Exercise goal
If a line in the data contains "text", copy it out.

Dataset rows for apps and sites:
++++++++++

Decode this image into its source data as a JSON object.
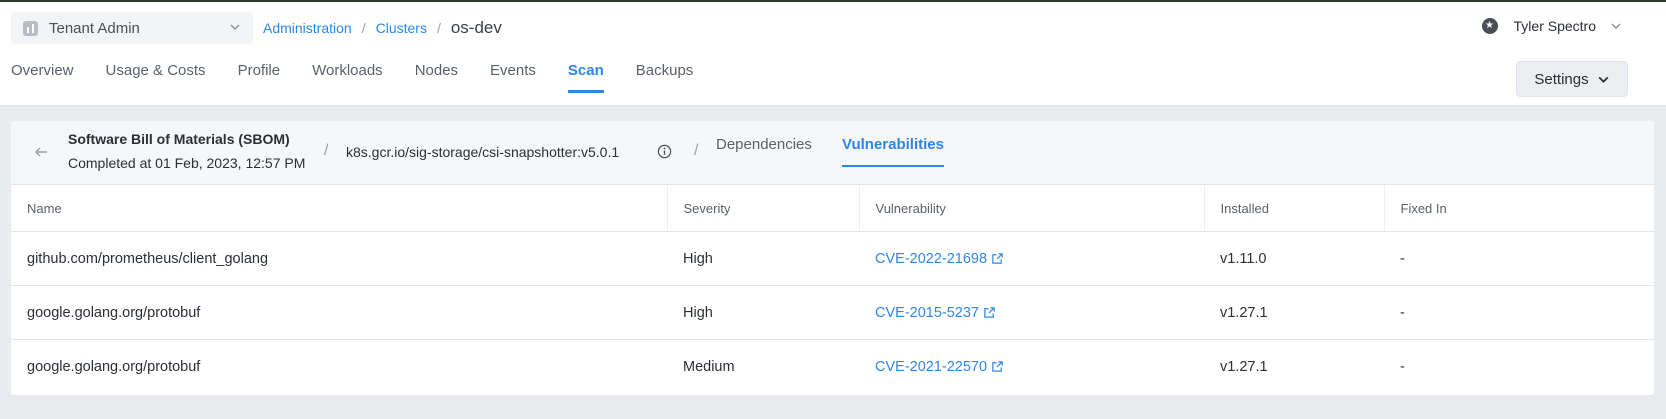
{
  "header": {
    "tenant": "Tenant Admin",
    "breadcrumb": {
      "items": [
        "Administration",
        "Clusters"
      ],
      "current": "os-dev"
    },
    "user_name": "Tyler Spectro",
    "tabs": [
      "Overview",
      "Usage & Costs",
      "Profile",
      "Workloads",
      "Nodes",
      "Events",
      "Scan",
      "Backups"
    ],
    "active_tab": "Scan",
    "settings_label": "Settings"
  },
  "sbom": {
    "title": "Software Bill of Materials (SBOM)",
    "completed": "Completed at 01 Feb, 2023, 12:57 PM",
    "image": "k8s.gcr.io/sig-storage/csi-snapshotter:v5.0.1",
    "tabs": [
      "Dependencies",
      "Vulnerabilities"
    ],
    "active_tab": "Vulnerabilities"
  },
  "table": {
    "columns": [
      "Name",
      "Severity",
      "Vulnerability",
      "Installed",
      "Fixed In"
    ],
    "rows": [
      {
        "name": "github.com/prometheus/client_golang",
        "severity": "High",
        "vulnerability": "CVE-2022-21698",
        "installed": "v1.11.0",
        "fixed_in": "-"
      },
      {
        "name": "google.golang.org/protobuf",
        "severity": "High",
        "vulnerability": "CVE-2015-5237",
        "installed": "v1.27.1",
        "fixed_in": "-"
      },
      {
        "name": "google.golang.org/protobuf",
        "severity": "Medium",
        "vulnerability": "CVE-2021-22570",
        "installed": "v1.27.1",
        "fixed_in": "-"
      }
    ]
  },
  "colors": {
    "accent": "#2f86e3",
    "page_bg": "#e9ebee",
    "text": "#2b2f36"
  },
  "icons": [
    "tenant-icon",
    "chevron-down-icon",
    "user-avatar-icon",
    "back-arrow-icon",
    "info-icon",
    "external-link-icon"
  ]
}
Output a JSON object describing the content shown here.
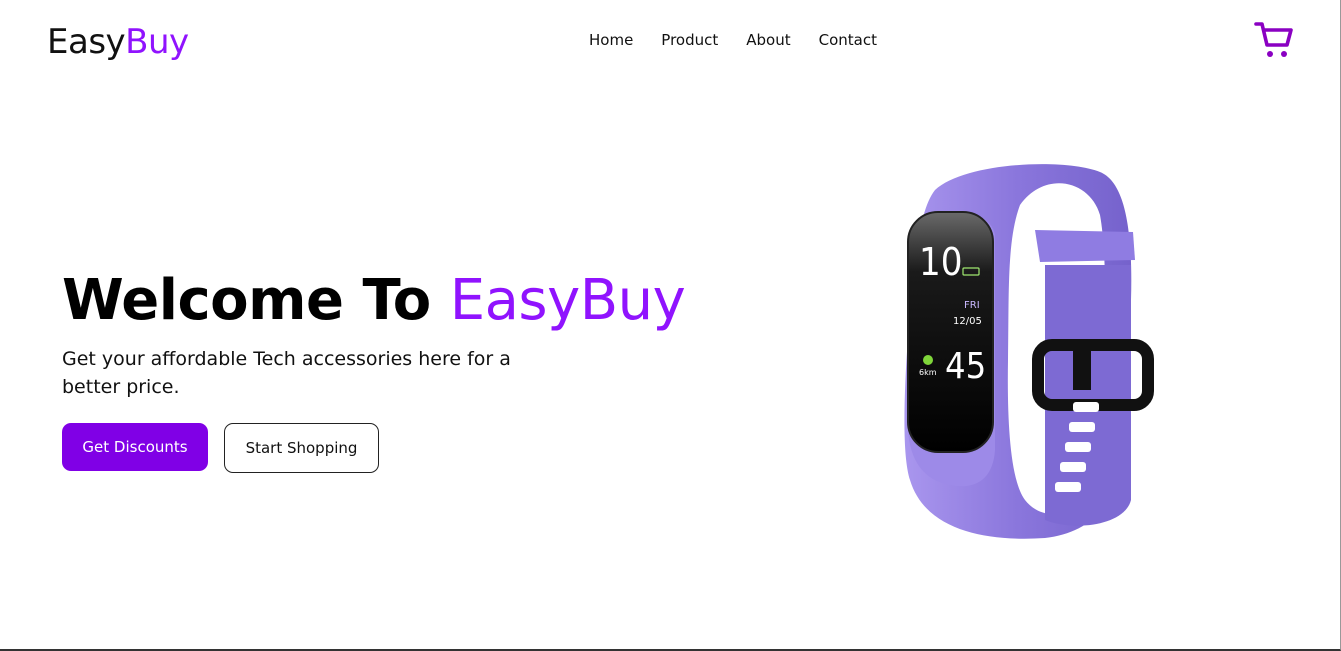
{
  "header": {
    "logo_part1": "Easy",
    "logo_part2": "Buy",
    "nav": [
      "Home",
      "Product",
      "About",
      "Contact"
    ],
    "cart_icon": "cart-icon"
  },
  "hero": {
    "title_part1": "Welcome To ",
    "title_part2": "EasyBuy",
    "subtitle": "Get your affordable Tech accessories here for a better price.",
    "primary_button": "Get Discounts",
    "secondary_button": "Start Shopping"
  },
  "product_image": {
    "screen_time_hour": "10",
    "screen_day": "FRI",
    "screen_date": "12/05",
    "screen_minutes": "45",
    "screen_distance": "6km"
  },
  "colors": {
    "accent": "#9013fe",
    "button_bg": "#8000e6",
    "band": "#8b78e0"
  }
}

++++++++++

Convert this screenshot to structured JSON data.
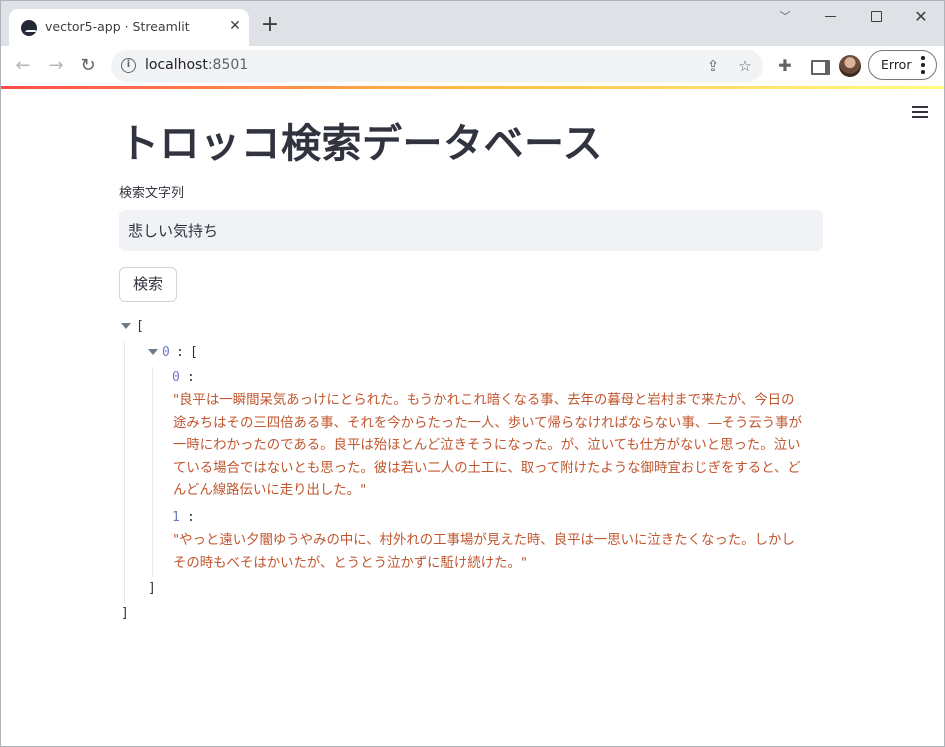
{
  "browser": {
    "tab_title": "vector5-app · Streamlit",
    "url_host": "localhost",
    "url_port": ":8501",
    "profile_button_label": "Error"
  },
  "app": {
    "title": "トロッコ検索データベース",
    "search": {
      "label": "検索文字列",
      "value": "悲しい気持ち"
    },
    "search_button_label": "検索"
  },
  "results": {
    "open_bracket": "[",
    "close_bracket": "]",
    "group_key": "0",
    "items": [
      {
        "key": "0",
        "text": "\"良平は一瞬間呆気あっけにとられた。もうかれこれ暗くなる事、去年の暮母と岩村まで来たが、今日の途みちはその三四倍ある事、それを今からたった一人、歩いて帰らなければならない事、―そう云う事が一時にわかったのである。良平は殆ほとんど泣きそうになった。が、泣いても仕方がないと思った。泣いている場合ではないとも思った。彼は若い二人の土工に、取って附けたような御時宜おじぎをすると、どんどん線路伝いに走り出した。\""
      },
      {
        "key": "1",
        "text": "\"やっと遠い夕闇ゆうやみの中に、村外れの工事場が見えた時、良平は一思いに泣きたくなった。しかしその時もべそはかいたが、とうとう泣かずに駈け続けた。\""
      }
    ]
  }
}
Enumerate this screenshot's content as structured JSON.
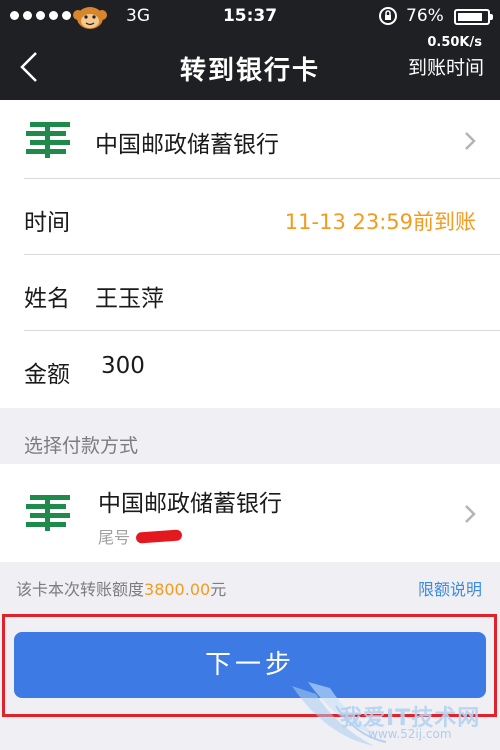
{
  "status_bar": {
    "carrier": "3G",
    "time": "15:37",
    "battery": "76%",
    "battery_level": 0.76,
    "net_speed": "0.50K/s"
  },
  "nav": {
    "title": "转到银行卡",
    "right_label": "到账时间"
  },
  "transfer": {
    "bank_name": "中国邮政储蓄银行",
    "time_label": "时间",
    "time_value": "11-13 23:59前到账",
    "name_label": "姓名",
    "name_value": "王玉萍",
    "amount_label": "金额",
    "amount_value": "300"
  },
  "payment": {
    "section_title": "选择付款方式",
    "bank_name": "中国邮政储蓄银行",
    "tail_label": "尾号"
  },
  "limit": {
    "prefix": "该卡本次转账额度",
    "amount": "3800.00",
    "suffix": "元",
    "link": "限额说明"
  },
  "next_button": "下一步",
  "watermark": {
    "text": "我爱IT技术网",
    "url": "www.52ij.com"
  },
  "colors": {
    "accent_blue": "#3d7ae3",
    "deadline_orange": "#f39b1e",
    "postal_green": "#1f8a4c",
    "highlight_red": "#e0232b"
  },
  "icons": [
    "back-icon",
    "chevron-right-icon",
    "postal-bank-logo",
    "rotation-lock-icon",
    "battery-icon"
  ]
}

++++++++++

Answer box
    "text": "#2b2f36"
        "text": "\"良平は一瞬間呆気あっけにとられた。もうかれこれ暗くなる事、去年の暮母と岩村まで来たが、今日の途みちはその三四倍ある事、それを今からたった一人、歩いて帰らなければならない事、―そう云う事が一時にわかったのである。良平は殆ほとんど泣きそうになった。が、泣いても仕方がないと思った。泣いている場合ではないとも思った。彼は若い二人の土工に、取って附けたような御時宜おじぎをすると、どんどん線路伝いに走り出した。\""
        "text": "\"やっと遠い夕闇ゆうやみの中に、村外れの工事場が見えた時、良平は一思いに泣きたくなった。しかしその時もべそはかいたが、とうとう泣かずに駈け続けた。\""
    "text": "我爱IT技术网",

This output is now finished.